    The CONCACAF side don't need to force the issue initially—the emphasis will be on Croatia to go after the win.

    That's not to say they go hell for leather straight off, but sooner or later they'll have to commit more numbers forward, try different approaches and look to their big attackers—Luka Modric, Ivan Perisic, Mandzukic—to make something happen in the final third.

    Mexico, then, can make use of their pace on the break.

    A draw for Mexico guarantees them second place at worst.

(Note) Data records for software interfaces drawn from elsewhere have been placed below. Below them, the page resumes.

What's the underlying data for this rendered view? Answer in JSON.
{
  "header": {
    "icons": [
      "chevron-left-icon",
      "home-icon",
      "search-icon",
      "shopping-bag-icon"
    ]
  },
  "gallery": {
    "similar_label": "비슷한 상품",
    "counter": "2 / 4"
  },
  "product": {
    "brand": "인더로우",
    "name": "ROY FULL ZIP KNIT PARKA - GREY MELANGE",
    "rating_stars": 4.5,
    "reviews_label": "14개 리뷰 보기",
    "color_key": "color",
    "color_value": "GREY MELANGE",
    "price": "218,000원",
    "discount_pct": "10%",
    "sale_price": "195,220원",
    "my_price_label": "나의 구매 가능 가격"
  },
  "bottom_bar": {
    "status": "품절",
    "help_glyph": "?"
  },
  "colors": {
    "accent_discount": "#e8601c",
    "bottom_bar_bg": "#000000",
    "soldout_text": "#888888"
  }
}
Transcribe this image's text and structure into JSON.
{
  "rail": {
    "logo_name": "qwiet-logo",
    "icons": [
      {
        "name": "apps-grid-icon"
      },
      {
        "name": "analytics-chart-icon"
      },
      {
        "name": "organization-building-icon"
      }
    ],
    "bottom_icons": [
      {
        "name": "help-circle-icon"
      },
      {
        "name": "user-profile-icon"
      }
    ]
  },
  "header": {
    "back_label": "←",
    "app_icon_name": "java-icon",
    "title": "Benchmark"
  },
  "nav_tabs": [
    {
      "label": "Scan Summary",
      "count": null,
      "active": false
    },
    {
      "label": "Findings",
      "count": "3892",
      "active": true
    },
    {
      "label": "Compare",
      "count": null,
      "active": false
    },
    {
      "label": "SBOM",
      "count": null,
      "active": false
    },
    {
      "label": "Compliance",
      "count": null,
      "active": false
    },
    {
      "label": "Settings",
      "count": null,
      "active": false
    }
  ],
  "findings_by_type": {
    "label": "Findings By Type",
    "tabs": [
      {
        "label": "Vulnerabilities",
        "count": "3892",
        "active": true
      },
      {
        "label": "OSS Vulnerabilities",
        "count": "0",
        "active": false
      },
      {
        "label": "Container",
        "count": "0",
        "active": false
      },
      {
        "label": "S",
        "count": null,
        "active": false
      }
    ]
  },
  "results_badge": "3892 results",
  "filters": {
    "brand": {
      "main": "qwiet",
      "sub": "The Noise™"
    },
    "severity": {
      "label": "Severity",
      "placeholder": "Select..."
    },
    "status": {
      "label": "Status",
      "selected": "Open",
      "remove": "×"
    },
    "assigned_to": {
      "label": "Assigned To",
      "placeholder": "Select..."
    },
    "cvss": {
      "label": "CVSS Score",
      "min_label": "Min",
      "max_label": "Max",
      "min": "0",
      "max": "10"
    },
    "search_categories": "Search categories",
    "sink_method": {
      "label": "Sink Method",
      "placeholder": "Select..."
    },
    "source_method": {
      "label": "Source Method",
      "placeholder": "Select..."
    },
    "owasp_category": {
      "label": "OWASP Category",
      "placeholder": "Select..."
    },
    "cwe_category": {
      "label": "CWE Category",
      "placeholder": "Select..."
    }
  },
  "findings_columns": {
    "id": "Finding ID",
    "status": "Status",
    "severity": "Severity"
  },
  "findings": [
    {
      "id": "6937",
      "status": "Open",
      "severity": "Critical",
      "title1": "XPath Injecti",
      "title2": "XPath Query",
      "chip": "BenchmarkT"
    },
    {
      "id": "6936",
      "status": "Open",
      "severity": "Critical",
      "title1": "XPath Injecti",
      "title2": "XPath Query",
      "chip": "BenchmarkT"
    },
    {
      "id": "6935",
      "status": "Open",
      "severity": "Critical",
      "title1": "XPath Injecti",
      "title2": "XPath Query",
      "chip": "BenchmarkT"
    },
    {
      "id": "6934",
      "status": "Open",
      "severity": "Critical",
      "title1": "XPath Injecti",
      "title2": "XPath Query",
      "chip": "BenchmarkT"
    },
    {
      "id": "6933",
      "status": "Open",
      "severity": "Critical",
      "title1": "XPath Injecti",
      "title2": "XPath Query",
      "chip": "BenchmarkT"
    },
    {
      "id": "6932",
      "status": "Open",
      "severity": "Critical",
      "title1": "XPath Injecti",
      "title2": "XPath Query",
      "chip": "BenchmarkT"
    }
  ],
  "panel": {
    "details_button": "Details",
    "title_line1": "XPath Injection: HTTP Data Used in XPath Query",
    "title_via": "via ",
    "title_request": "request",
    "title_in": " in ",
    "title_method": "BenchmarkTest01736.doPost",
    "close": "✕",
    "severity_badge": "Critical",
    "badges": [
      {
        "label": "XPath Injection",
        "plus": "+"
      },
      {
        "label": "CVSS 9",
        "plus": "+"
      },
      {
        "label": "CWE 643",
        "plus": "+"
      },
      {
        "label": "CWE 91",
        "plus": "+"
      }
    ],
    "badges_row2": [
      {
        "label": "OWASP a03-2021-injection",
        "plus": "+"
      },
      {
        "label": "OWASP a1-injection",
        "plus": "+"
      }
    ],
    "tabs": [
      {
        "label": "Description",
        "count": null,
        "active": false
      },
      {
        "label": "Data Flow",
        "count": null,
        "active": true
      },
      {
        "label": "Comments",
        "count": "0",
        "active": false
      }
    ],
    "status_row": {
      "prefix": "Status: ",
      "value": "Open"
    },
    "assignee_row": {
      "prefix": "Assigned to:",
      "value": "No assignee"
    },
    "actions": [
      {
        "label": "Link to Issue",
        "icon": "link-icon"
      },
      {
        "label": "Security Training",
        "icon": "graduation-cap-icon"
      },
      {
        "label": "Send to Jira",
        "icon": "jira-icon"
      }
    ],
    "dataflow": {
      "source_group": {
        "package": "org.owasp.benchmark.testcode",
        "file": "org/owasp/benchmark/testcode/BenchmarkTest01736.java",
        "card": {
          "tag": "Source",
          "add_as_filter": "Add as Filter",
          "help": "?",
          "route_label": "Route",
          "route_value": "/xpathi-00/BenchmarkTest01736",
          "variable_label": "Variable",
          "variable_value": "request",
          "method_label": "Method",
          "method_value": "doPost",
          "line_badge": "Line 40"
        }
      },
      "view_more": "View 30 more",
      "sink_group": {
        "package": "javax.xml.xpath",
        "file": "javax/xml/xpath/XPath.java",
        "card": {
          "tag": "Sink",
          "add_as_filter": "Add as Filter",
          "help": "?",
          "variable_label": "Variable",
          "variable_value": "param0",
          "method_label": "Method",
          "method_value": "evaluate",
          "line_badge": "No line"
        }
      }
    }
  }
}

Croatia are effectively already in their own knockout stage and know they simply have to win the game.

    It's all poised for a fantastic final day in Group A.